"Anisotropic Transport at the LaAlO3/SrTiO3 Interface Explained by Microscopic Imaging of Channel-Flow over SrTiO3 Domains"

Yiftach Frenkel: Noam Haham, Yishai Shperber, Christopher Bell, Yanwu Xie, Zhuoyu Chen, Yasuyuki Hikita, Harold Y. Hwang and Beena Kalisky; Applied Materials & Interfaces, 04/25/16.

Additional Authors: Noam Haham, Yishai Shperber, Christopher Bell, Yanwu Xie, Zhuoyu Chen, Yasuyuki Hikita, Harold Y. Hwang and Beena Kalisky


Abstract Image

Oxide interfaces, including the LaAlO3/SrTiO3 interface, have been a subject of intense interest for over a decade due to their rich physics and potential as low-dimensional nanoelectronic systems. The field has reached the stage where efforts are invested in developing devices. It is critical now to understand the functionalities and limitations of such devices. Recent scanning probe measurements of the LaAlO3/SrTiO3 interface have revealed locally enhanced current flow and accumulation of charge along channels related to SrTiO3 structural domains. These observations raised a key question regarding the role these modulations play in the macroscopic properties of devices. Here we show that the microscopic picture, mapped by scanning superconducting quantum interference device, accounts for a substantial part of the macroscopically measured transport anisotropy. We compared local flux data with transport values, measured simultaneously, over various SrTiO3 domain configurations. We show a clear relation between maps of local current density over specific domain configurations and the measured anisotropy for the same device. The domains divert the direction of current flow, resulting in a direction-dependent resistance. We also show that the modulation can be significant and that in some cases up to 95% of the current is modulated over the channels. The orientation and distribution of the SrTiO3 structural domains change between different cooldowns of the same device or when electric fields are applied, affecting the device behavior. Our results, highlight the importance of substrate physics, and in particular, the role of structural domains, in controlling electronic properties of LaAlO3/SrTiO3 devices.
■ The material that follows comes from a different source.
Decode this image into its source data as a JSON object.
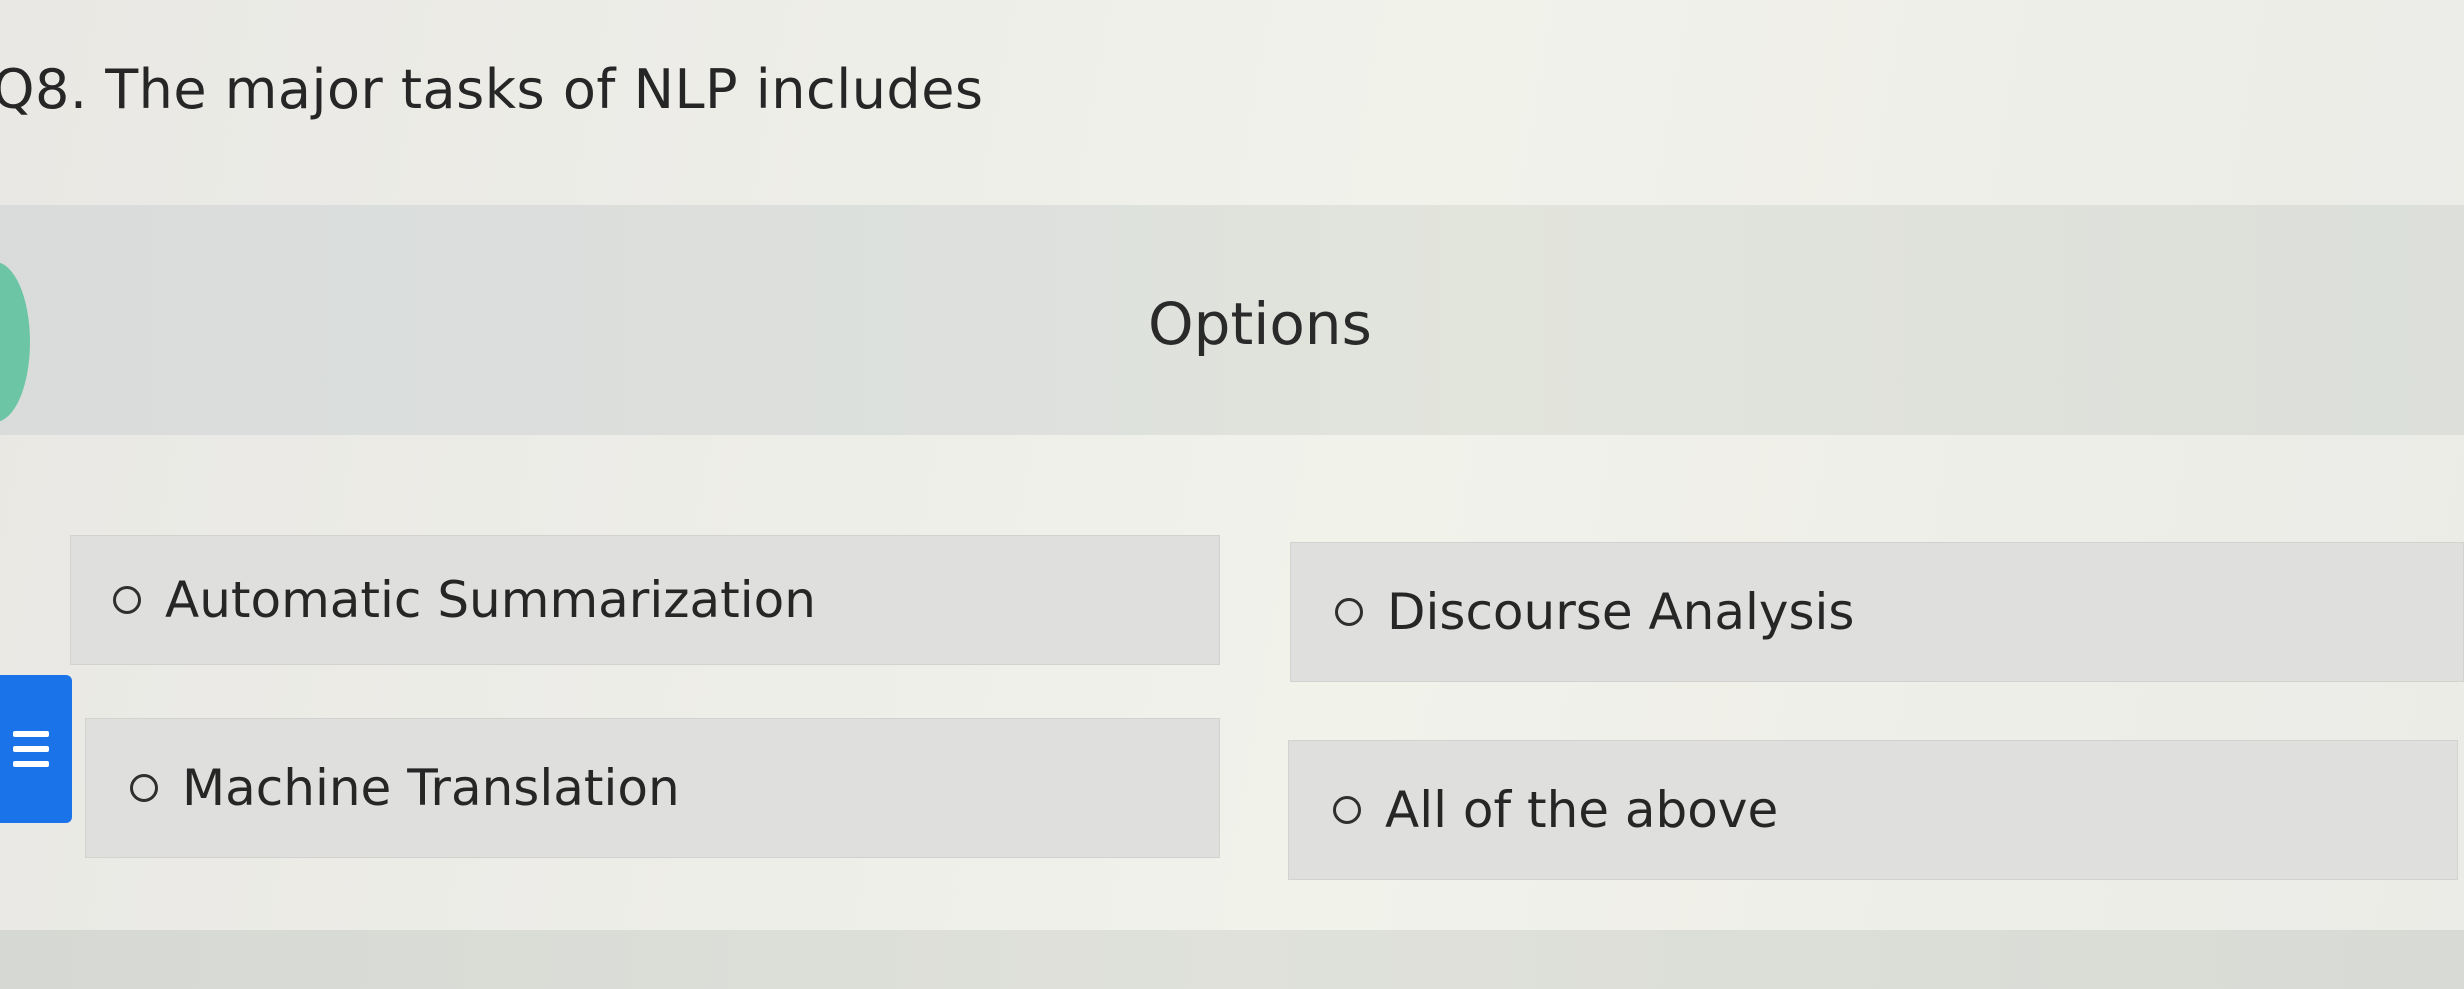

Furthermore, these results point to new research directions, exploiting the STO domains’ ability to divert or even carry current.